[Saved entries]

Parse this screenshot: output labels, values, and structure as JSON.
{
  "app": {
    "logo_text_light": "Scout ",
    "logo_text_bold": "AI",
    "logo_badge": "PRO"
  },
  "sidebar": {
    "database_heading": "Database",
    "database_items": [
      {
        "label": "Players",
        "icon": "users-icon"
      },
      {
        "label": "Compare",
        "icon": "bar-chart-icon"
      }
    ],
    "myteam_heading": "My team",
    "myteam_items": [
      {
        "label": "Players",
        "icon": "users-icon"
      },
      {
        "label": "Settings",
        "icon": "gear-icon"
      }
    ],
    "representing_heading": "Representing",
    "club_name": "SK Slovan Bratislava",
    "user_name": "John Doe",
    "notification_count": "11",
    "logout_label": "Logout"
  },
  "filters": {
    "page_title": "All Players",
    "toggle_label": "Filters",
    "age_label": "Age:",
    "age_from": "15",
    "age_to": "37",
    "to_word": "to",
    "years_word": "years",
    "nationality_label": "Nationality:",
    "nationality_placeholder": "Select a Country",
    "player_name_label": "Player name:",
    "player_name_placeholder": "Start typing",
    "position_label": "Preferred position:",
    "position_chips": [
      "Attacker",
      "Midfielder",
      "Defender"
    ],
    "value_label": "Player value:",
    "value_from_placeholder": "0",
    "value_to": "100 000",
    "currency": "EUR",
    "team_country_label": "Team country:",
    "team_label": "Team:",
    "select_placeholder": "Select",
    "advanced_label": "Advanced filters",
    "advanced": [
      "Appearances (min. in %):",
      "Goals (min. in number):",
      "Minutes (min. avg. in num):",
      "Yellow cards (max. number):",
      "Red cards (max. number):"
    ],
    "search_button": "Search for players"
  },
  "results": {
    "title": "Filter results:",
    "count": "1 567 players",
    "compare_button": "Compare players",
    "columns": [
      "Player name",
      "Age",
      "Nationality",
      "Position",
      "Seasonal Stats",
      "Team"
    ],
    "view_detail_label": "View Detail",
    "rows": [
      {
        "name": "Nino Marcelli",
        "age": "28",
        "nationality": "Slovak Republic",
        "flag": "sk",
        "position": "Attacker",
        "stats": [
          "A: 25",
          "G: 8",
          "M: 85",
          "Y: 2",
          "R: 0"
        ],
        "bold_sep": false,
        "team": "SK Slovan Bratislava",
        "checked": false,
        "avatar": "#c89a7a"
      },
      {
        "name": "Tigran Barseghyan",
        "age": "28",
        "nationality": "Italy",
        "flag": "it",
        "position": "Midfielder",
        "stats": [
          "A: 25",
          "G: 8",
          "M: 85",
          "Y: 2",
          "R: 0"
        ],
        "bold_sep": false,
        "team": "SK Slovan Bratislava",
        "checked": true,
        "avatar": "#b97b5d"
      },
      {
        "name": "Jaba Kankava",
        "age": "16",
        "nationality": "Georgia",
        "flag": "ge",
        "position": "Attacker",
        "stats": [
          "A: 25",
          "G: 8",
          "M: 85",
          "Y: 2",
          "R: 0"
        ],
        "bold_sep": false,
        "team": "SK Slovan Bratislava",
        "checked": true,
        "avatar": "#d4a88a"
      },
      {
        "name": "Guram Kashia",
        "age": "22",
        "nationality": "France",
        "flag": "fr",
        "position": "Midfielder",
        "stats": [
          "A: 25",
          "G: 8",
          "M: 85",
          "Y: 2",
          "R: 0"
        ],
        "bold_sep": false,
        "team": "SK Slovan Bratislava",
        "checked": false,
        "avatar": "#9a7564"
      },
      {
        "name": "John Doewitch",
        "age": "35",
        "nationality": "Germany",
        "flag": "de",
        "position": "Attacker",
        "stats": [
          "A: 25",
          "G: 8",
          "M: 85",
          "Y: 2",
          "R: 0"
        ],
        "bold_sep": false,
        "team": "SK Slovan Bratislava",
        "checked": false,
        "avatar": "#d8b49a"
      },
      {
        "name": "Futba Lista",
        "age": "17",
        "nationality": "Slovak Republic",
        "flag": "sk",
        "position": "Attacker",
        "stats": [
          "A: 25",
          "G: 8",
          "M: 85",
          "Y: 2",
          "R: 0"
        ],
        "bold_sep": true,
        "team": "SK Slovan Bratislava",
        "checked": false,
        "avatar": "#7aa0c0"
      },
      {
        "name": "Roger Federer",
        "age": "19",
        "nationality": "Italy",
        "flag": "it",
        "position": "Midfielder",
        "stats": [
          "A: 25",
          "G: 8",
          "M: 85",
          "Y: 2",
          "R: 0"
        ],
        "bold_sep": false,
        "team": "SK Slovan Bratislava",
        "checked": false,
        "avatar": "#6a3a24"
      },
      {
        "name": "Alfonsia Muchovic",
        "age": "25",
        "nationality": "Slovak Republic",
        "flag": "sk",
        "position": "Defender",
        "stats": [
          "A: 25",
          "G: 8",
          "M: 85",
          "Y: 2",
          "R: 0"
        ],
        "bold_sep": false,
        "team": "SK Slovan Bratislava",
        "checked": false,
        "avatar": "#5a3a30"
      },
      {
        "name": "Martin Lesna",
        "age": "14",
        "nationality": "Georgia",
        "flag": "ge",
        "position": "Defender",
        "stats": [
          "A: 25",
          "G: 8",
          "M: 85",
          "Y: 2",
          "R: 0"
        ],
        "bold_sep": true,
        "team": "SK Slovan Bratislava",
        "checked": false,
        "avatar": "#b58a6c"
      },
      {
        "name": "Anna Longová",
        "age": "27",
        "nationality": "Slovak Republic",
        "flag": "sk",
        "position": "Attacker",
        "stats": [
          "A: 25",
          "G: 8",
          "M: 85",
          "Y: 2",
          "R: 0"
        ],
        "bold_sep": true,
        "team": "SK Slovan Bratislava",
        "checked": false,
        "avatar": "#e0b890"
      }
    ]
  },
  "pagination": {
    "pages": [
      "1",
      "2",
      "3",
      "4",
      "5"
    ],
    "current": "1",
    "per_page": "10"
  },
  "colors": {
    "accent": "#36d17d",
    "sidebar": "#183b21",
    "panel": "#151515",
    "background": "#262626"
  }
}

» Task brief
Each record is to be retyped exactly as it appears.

» Written response
Parse this screenshot: output labels, values, and structure as JSON.
{
  "app": {
    "logo_text_light": "Scout ",
    "logo_text_bold": "AI",
    "logo_badge": "PRO"
  },
  "sidebar": {
    "database_heading": "Database",
    "database_items": [
      {
        "label": "Players",
        "icon": "users-icon"
      },
      {
        "label": "Compare",
        "icon": "bar-chart-icon"
      }
    ],
    "myteam_heading": "My team",
    "myteam_items": [
      {
        "label": "Players",
        "icon": "users-icon"
      },
      {
        "label": "Settings",
        "icon": "gear-icon"
      }
    ],
    "representing_heading": "Representing",
    "club_name": "SK Slovan Bratislava",
    "user_name": "John Doe",
    "notification_count": "11",
    "logout_label": "Logout"
  },
  "filters": {
    "page_title": "All Players",
    "toggle_label": "Filters",
    "age_label": "Age:",
    "age_from": "15",
    "age_to": "37",
    "to_word": "to",
    "years_word": "years",
    "nationality_label": "Nationality:",
    "nationality_placeholder": "Select a Country",
    "player_name_label": "Player name:",
    "player_name_placeholder": "Start typing",
    "position_label": "Preferred position:",
    "position_chips": [
      "Attacker",
      "Midfielder",
      "Defender"
    ],
    "value_label": "Player value:",
    "value_from_placeholder": "0",
    "value_to": "100 000",
    "currency": "EUR",
    "team_country_label": "Team country:",
    "team_label": "Team:",
    "select_placeholder": "Select",
    "advanced_label": "Advanced filters",
    "advanced": [
      "Appearances (min. in %):",
      "Goals (min. in number):",
      "Minutes (min. avg. in num):",
      "Yellow cards (max. number):",
      "Red cards (max. number):"
    ],
    "search_button": "Search for players"
  },
  "results": {
    "title": "Filter results:",
    "count": "1 567 players",
    "compare_button": "Compare players",
    "columns": [
      "Player name",
      "Age",
      "Nationality",
      "Position",
      "Seasonal Stats",
      "Team"
    ],
    "view_detail_label": "View Detail",
    "rows": [
      {
        "name": "Nino Marcelli",
        "age": "28",
        "nationality": "Slovak Republic",
        "flag": "sk",
        "position": "Attacker",
        "stats": [
          "A: 25",
          "G: 8",
          "M: 85",
          "Y: 2",
          "R: 0"
        ],
        "bold_sep": false,
        "team": "SK Slovan Bratislava",
        "checked": false,
        "avatar": "#c89a7a"
      },
      {
        "name": "Tigran Barseghyan",
        "age": "28",
        "nationality": "Italy",
        "flag": "it",
        "position": "Midfielder",
        "stats": [
          "A: 25",
          "G: 8",
          "M: 85",
          "Y: 2",
          "R: 0"
        ],
        "bold_sep": false,
        "team": "SK Slovan Bratislava",
        "checked": true,
        "avatar": "#b97b5d"
      },
      {
        "name": "Jaba Kankava",
        "age": "16",
        "nationality": "Georgia",
        "flag": "ge",
        "position": "Attacker",
        "stats": [
          "A: 25",
          "G: 8",
          "M: 85",
          "Y: 2",
          "R: 0"
        ],
        "bold_sep": false,
        "team": "SK Slovan Bratislava",
        "checked": true,
        "avatar": "#d4a88a"
      },
      {
        "name": "Guram Kashia",
        "age": "22",
        "nationality": "France",
        "flag": "fr",
        "position": "Midfielder",
        "stats": [
          "A: 25",
          "G: 8",
          "M: 85",
          "Y: 2",
          "R: 0"
        ],
        "bold_sep": false,
        "team": "SK Slovan Bratislava",
        "checked": false,
        "avatar": "#9a7564"
      },
      {
        "name": "John Doewitch",
        "age": "35",
        "nationality": "Germany",
        "flag": "de",
        "position": "Attacker",
        "stats": [
          "A: 25",
          "G: 8",
          "M: 85",
          "Y: 2",
          "R: 0"
        ],
        "bold_sep": false,
        "team": "SK Slovan Bratislava",
        "checked": false,
        "avatar": "#d8b49a"
      },
      {
        "name": "Futba Lista",
        "age": "17",
        "nationality": "Slovak Republic",
        "flag": "sk",
        "position": "Attacker",
        "stats": [
          "A: 25",
          "G: 8",
          "M: 85",
          "Y: 2",
          "R: 0"
        ],
        "bold_sep": true,
        "team": "SK Slovan Bratislava",
        "checked": false,
        "avatar": "#7aa0c0"
      },
      {
        "name": "Roger Federer",
        "age": "19",
        "nationality": "Italy",
        "flag": "it",
        "position": "Midfielder",
        "stats": [
          "A: 25",
          "G: 8",
          "M: 85",
          "Y: 2",
          "R: 0"
        ],
        "bold_sep": false,
        "team": "SK Slovan Bratislava",
        "checked": false,
        "avatar": "#6a3a24"
      },
      {
        "name": "Alfonsia Muchovic",
        "age": "25",
        "nationality": "Slovak Republic",
        "flag": "sk",
        "position": "Defender",
        "stats": [
          "A: 25",
          "G: 8",
          "M: 85",
          "Y: 2",
          "R: 0"
        ],
        "bold_sep": false,
        "team": "SK Slovan Bratislava",
        "checked": false,
        "avatar": "#5a3a30"
      },
      {
        "name": "Martin Lesna",
        "age": "14",
        "nationality": "Georgia",
        "flag": "ge",
        "position": "Defender",
        "stats": [
          "A: 25",
          "G: 8",
          "M: 85",
          "Y: 2",
          "R: 0"
        ],
        "bold_sep": true,
        "team": "SK Slovan Bratislava",
        "checked": false,
        "avatar": "#b58a6c"
      },
      {
        "name": "Anna Longová",
        "age": "27",
        "nationality": "Slovak Republic",
        "flag": "sk",
        "position": "Attacker",
        "stats": [
          "A: 25",
          "G: 8",
          "M: 85",
          "Y: 2",
          "R: 0"
        ],
        "bold_sep": true,
        "team": "SK Slovan Bratislava",
        "checked": false,
        "avatar": "#e0b890"
      }
    ]
  },
  "pagination": {
    "pages": [
      "1",
      "2",
      "3",
      "4",
      "5"
    ],
    "current": "1",
    "per_page": "10"
  },
  "colors": {
    "accent": "#36d17d",
    "sidebar": "#183b21",
    "panel": "#151515",
    "background": "#262626"
  }
}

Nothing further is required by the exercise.